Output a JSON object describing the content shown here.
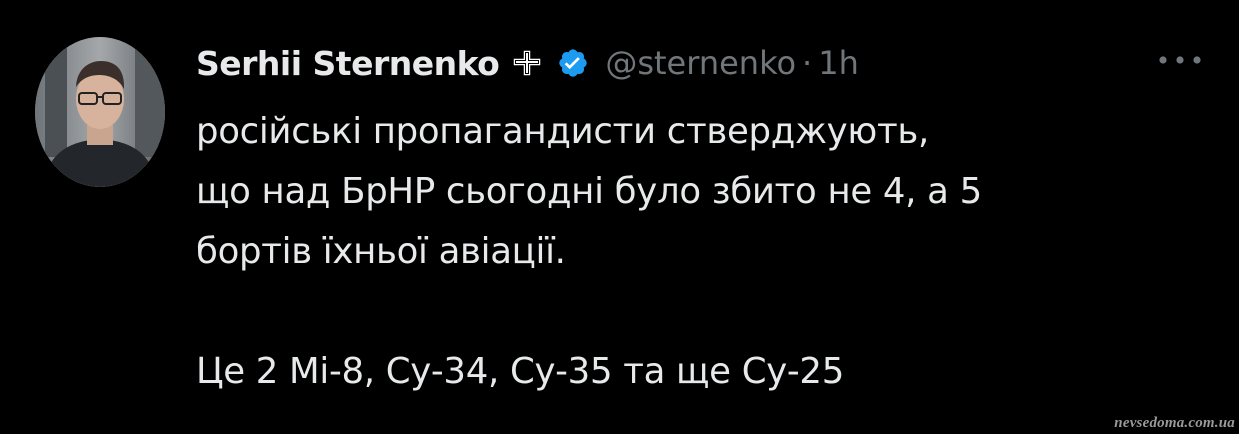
{
  "tweet": {
    "author": {
      "display_name": "Serhii Sternenko",
      "handle": "@sternenko",
      "avatar_icon": "avatar-photo-icon",
      "badge_icons": [
        "cross-flag-icon",
        "verified-badge-icon"
      ],
      "verified_color": "#1d9bf0"
    },
    "separator": "·",
    "timestamp": "1h",
    "more_icon": "more-options-icon",
    "text_lines": [
      "російські пропагандисти стверджують,",
      "що над БрНР сьогодні було збито не 4, а 5",
      "бортів їхньої авіації."
    ],
    "text_line_final": "Це 2 Мі-8, Су-34, Су-35 та ще Су-25"
  },
  "watermark": "nevsedoma.com.ua",
  "colors": {
    "background": "#000000",
    "primary_text": "#e7e9ea",
    "secondary_text": "#71767b"
  }
}
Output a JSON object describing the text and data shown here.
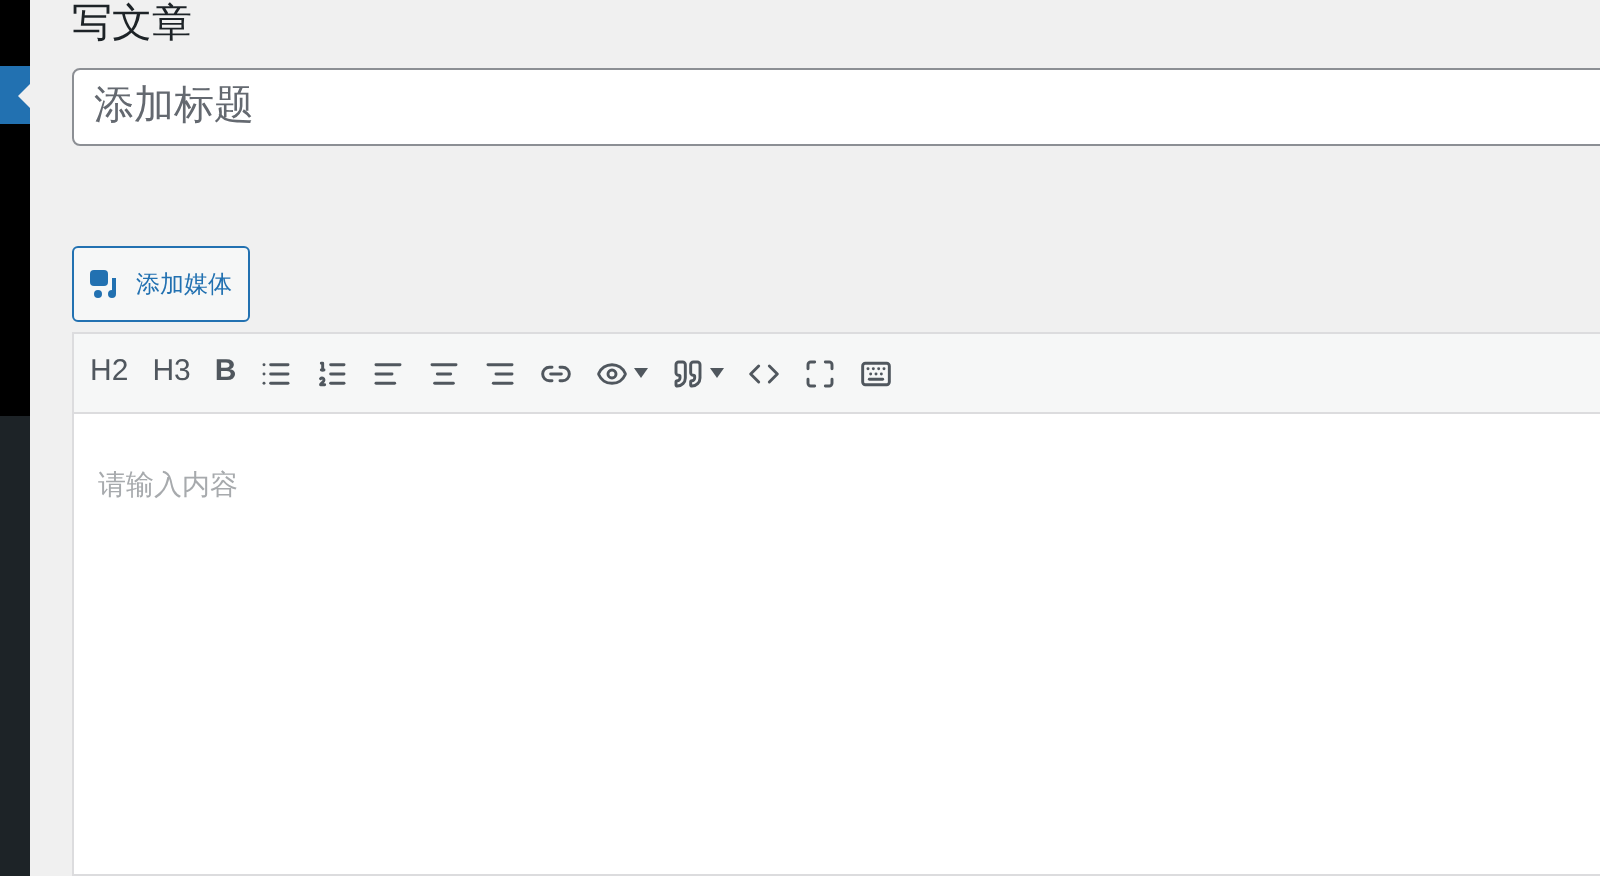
{
  "page": {
    "title": "写文章"
  },
  "title_field": {
    "placeholder": "添加标题"
  },
  "add_media_button": {
    "label": "添加媒体"
  },
  "toolbar": {
    "text_buttons": [
      {
        "label": "H2",
        "bold": false
      },
      {
        "label": "H3",
        "bold": false
      },
      {
        "label": "B",
        "bold": true
      }
    ]
  },
  "editor": {
    "placeholder": "请输入内容"
  }
}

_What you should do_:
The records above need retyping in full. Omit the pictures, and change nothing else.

_Reply_:
Output a JSON object describing the content shown here.
{
  "tweet": {
    "author": {
      "display_name": "Serhii Sternenko",
      "handle": "@sternenko",
      "avatar_icon": "avatar-photo-icon",
      "badge_icons": [
        "cross-flag-icon",
        "verified-badge-icon"
      ],
      "verified_color": "#1d9bf0"
    },
    "separator": "·",
    "timestamp": "1h",
    "more_icon": "more-options-icon",
    "text_lines": [
      "російські пропагандисти стверджують,",
      "що над БрНР сьогодні було збито не 4, а 5",
      "бортів їхньої авіації."
    ],
    "text_line_final": "Це 2 Мі-8, Су-34, Су-35 та ще Су-25"
  },
  "watermark": "nevsedoma.com.ua",
  "colors": {
    "background": "#000000",
    "primary_text": "#e7e9ea",
    "secondary_text": "#71767b"
  }
}
Output a JSON object describing the text and data shown here.
{
  "page": {
    "title": "写文章"
  },
  "title_field": {
    "placeholder": "添加标题"
  },
  "add_media_button": {
    "label": "添加媒体"
  },
  "toolbar": {
    "text_buttons": [
      {
        "label": "H2",
        "bold": false
      },
      {
        "label": "H3",
        "bold": false
      },
      {
        "label": "B",
        "bold": true
      }
    ]
  },
  "editor": {
    "placeholder": "请输入内容"
  }
}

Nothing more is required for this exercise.